Exercise directions
Every line of the records that holds the word "progress" should be copied out.
..........
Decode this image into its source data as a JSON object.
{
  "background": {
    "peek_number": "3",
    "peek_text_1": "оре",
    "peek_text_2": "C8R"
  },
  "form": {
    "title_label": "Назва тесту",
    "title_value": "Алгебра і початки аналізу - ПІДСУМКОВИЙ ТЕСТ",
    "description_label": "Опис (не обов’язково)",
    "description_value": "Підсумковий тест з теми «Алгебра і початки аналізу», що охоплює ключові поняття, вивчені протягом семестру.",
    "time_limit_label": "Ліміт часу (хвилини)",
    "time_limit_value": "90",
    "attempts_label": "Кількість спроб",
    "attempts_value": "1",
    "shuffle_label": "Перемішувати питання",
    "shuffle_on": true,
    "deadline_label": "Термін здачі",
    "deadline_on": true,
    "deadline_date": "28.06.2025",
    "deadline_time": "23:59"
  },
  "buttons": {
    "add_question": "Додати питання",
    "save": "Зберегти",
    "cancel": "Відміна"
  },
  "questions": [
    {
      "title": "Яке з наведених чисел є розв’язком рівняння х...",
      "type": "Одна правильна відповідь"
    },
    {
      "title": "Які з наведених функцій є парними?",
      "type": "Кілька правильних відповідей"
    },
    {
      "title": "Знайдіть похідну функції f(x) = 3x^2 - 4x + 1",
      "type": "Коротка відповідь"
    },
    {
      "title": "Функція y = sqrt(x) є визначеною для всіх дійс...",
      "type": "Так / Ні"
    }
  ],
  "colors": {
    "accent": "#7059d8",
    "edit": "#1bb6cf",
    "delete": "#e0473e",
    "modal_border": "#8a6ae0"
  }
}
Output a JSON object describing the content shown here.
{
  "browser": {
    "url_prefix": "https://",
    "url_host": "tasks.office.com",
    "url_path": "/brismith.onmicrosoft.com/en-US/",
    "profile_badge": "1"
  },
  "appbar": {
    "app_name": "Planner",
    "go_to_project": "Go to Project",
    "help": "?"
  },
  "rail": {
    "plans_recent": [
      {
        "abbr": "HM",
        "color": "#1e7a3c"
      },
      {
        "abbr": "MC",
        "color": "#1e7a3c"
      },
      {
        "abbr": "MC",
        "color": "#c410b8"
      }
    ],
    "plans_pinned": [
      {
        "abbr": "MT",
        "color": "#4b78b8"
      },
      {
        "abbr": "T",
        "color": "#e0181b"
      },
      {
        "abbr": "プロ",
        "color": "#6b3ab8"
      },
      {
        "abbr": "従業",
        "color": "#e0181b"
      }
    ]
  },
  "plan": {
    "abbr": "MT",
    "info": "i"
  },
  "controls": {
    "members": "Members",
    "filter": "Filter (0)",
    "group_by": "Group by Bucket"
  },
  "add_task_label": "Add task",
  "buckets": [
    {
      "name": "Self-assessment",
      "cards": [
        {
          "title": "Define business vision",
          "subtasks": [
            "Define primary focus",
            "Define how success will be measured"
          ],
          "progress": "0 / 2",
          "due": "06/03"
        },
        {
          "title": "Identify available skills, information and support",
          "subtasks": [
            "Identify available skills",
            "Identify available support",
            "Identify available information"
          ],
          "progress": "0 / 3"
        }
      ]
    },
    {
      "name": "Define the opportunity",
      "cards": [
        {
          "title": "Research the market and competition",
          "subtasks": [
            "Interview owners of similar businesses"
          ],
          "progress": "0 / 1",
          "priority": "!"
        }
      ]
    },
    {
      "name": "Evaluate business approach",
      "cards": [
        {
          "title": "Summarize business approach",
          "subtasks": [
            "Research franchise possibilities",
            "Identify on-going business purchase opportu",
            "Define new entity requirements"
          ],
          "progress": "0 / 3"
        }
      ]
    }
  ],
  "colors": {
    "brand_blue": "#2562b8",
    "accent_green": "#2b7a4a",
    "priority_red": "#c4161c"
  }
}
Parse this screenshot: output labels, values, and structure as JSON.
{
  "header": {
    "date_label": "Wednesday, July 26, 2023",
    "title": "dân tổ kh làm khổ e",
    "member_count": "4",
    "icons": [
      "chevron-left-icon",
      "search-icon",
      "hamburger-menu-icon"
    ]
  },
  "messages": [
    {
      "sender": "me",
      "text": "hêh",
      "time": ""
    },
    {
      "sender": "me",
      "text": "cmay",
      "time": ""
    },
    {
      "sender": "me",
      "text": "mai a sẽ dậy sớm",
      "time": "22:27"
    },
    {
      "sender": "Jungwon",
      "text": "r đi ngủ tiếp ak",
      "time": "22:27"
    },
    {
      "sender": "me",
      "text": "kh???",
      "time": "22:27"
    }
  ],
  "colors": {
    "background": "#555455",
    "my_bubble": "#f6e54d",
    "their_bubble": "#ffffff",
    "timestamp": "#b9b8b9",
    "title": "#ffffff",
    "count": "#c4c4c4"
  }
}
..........
Response to this task
          "progress": "0 / 2",
          "progress": "0 / 3"
          "progress": "0 / 1",
          "progress": "0 / 3"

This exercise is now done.